“Pregorexia is a media-generated term for a pregnant woman who takes strict measures to control pregnancy-related weight gain, generally by exercising or restricting calories,” says Stephanie Ho, MD, a reproductive psychiatrist in private practice in New York City. Although women with pregorexia have aneroxia-like symptoms, it’s unlikely that a woman with true anorexia would be able to become pregnant, Dr. Ho explains; a woman with pregorexia is very controlling about her weight gain, but not to the degree of someone with a clinical eating disorder.
What are the symptoms of pregorexia?
According to Dr. Ho, a woman with pregorexia may have one or more of the following symptoms:
- Act as if the pregnancy is not real
- Exercise excessively
- Be very focused on her calorie intake
Who is at risk for developing pregorexia?
Since people with pregorexia demonstrate behaviors that closely resemble anorexia, it’s possible that the same risk factors apply, says Dr. Ho. Those include:
- A history of eating disorders
- Poor social support
- Strong social pressure to be thin
How common is pregorexia?
Because pregorexia is not a well-studied medical condition there is no hard data on how many women restrict their calorie intake and/or overexercise while pregnant. According to a CNN report, however, up to 30 percent of American women who are expecting do not gain sufficient weight during pregnancy.
How much weight gain is healthy during pregnancy?
According to guidelines from the Center for Disease Control and Prevention, women with a normal body mass index should gain 25 to 35 pounds. Those who are underweight should gain 28 to 40 pounds; overweight women should put on 15 to 25 additional pounds. Of course, this is a general guideline; consult your doctor to find out how much weight you should gain during your pregnancy
How does pregorexia affect a growing fetus?
There’s no question that consuming a healthy diet while expecting benefits your baby. “Optimal nutrition in pregnancy has been shown to improve pregnancy outcomes by reducing the incidence of prematurity and low birth weight babies,” says Erin Horr, a certified nurse-midwife from Eastern Maine Medical Center, in Bangor.
What should you do if you think you have signs of pregorexia?

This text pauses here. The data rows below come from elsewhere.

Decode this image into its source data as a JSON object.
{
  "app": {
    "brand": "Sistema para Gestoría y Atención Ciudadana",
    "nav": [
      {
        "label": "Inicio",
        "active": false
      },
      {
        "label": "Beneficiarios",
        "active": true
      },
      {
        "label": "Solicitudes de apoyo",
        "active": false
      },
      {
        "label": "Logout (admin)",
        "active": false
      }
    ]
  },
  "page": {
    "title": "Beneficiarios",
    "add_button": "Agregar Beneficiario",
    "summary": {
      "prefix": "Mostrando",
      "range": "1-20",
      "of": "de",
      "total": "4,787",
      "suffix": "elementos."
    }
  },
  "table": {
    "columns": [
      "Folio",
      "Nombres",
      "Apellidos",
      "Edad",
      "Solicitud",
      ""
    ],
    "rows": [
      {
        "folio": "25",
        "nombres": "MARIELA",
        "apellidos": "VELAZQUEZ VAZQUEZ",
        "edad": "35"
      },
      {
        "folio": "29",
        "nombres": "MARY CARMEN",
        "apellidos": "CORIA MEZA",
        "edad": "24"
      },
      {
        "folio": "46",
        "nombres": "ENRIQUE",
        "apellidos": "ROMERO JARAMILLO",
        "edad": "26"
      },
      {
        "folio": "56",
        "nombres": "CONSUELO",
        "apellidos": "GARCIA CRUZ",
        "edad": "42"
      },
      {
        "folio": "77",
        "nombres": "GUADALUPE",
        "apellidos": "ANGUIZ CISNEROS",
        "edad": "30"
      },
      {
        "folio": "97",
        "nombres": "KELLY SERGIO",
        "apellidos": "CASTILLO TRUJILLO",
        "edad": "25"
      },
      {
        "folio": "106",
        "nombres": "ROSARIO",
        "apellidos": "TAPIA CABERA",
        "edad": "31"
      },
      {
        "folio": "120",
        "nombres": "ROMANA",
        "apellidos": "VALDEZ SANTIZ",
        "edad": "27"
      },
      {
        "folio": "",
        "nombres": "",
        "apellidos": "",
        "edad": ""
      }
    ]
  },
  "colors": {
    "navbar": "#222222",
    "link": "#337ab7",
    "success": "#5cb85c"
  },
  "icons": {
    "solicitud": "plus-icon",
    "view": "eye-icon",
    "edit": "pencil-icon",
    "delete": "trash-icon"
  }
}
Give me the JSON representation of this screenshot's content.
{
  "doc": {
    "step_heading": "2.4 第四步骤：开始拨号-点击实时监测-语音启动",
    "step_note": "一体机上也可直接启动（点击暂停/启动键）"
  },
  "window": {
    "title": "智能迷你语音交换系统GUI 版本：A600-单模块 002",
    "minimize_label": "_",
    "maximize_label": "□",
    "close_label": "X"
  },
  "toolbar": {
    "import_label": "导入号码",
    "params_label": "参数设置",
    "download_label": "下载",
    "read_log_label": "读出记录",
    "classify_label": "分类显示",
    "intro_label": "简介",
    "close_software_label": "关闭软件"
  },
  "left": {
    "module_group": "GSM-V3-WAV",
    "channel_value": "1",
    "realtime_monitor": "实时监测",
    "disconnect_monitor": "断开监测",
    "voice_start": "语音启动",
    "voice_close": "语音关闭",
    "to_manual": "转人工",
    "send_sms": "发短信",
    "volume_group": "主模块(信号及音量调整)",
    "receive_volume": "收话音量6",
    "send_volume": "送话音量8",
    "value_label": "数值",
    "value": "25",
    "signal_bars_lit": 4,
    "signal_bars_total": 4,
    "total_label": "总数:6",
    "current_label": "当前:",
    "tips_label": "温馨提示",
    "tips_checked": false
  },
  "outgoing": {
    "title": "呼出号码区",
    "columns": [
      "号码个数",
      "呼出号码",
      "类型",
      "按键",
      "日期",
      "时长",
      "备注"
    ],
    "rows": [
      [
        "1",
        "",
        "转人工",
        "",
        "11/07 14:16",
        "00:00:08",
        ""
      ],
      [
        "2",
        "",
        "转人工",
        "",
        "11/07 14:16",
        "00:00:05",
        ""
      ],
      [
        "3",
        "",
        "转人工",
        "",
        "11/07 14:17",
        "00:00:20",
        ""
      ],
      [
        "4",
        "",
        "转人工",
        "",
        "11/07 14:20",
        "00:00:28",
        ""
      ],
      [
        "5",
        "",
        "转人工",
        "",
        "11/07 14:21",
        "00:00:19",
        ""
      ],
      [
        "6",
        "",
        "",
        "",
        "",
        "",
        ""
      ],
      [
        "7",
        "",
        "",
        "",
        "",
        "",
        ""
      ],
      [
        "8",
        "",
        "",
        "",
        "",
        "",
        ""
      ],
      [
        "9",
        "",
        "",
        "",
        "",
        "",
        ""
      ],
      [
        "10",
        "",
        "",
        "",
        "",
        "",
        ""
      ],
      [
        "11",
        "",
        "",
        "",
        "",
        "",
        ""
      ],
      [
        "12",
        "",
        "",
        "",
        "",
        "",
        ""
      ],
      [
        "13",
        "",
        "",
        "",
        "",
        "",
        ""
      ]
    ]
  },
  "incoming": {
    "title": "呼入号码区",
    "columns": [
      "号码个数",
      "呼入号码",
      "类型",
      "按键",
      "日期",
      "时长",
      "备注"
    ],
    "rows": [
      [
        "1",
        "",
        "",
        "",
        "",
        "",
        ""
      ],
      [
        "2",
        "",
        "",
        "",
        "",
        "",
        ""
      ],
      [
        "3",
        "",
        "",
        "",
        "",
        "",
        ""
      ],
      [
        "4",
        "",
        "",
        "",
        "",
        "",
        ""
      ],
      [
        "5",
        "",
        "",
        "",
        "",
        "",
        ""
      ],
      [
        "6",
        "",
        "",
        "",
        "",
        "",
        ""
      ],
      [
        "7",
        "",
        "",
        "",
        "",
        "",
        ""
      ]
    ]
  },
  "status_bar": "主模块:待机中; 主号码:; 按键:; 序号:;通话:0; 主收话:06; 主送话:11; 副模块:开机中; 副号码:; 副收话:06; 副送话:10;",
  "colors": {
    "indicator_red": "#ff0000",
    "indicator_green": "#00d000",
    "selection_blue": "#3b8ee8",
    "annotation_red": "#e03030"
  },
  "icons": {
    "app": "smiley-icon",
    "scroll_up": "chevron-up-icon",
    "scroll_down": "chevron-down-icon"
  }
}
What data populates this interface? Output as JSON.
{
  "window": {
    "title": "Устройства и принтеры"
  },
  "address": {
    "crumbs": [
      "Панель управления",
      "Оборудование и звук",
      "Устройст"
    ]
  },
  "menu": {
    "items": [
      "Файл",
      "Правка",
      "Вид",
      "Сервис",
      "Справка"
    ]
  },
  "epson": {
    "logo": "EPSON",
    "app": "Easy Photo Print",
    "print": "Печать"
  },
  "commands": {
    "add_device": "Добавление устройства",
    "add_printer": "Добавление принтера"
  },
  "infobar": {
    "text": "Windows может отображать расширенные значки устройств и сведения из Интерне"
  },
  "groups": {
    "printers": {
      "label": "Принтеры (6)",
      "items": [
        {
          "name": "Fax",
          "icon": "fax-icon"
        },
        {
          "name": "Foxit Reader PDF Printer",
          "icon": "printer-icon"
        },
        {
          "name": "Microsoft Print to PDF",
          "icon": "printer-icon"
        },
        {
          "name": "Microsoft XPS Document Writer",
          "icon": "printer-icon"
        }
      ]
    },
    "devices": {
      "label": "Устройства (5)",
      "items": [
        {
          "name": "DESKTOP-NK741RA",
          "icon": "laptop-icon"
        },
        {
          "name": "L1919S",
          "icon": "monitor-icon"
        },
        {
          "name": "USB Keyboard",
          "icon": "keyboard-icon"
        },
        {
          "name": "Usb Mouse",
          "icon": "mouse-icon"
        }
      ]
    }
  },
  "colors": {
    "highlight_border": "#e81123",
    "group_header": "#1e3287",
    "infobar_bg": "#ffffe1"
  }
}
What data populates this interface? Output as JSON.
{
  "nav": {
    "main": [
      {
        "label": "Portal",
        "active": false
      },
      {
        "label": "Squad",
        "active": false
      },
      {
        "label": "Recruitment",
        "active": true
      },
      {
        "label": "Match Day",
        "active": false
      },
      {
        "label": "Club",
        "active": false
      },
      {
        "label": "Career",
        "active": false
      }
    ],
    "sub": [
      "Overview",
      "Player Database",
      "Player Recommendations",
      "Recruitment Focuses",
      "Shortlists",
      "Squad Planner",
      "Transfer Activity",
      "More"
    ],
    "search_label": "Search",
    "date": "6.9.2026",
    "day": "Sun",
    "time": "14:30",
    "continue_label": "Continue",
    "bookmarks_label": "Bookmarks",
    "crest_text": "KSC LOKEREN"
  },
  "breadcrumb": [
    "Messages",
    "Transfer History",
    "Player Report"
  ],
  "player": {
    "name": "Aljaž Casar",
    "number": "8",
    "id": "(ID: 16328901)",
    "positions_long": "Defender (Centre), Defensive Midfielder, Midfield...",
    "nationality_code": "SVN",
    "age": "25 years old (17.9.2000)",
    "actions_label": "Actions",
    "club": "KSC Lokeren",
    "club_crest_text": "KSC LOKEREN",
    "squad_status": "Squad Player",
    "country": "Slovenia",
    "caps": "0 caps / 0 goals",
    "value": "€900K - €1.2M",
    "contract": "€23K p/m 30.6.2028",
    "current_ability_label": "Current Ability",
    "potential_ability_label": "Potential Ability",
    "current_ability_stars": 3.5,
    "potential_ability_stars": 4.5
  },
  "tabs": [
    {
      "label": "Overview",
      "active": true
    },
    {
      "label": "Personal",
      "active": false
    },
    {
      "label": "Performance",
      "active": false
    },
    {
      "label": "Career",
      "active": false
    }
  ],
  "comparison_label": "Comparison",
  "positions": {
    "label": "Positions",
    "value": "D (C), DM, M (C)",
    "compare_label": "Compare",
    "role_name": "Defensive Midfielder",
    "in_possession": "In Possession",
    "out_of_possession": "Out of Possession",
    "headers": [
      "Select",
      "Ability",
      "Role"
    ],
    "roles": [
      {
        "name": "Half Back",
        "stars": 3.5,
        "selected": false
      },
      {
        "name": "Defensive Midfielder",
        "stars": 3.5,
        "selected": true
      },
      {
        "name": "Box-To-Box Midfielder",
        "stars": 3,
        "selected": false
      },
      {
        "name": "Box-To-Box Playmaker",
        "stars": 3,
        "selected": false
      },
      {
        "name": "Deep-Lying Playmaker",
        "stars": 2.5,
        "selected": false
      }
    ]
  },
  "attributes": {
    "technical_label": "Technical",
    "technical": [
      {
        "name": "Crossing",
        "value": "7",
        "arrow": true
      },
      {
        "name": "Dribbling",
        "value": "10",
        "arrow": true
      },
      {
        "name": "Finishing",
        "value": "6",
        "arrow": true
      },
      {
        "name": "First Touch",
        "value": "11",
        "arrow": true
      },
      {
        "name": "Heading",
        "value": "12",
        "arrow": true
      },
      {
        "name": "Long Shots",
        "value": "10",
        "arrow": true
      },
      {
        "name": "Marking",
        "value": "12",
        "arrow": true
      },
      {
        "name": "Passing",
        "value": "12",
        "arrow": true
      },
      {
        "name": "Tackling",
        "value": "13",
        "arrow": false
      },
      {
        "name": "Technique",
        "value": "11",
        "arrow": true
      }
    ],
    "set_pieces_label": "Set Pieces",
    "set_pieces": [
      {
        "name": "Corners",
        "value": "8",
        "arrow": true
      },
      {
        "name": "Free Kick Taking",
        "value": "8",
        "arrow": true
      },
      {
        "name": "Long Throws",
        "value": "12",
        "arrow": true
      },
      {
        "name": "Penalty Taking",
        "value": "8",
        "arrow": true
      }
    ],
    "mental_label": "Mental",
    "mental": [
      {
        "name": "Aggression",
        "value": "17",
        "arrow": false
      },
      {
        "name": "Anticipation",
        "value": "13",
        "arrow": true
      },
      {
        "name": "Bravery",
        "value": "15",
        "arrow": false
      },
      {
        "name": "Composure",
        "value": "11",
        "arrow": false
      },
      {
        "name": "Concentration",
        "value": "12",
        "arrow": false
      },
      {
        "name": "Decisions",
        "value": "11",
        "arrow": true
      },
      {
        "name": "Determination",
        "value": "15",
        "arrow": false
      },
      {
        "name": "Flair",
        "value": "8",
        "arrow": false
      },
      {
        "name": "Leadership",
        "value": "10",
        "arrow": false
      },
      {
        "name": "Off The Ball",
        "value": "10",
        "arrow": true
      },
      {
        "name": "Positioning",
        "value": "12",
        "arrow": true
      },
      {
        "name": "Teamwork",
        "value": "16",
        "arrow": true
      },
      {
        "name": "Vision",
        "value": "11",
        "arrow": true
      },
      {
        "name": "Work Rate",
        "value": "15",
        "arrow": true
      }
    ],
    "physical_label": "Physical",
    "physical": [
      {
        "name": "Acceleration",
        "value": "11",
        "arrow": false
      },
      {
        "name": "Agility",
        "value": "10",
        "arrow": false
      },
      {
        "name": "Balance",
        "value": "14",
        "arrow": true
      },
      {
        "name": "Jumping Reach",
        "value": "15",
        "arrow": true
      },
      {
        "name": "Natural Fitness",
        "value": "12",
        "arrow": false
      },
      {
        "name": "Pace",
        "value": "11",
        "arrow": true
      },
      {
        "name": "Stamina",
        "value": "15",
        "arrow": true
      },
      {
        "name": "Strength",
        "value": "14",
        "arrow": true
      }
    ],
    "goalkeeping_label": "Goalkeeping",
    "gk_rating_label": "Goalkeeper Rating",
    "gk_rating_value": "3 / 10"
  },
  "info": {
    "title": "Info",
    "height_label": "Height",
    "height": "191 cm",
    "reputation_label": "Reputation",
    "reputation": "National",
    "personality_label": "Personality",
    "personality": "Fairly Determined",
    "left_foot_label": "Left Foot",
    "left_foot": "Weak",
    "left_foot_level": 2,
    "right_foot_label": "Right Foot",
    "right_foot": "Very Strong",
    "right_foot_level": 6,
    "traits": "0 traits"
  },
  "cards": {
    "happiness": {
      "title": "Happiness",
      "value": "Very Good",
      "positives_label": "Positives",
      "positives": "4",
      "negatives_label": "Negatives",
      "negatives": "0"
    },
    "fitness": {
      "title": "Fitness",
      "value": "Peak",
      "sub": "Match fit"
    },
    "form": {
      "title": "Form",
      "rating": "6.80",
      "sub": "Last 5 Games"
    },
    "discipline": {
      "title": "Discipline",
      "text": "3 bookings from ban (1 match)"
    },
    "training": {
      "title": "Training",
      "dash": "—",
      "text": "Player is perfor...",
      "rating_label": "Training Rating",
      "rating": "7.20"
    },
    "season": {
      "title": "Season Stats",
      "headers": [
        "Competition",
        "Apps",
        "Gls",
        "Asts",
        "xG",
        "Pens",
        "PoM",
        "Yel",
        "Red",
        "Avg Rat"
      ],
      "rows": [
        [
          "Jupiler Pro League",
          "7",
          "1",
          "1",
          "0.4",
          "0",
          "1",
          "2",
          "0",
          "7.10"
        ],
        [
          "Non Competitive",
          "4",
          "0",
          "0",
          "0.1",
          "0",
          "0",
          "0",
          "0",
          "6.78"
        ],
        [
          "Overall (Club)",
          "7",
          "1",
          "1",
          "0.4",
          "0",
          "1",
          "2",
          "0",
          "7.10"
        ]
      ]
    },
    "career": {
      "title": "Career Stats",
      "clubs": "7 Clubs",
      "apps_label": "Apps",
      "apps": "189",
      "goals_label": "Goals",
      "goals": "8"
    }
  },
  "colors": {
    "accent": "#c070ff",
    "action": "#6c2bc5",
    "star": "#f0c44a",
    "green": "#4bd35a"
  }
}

If you believe that you have an eating disorder during pregnancy, or that you are developing signs of one, reach out to your obstetrician or midwife for help right away, says Dr. Ho. Another great resource: the National Eating Disorders Association (NEDA).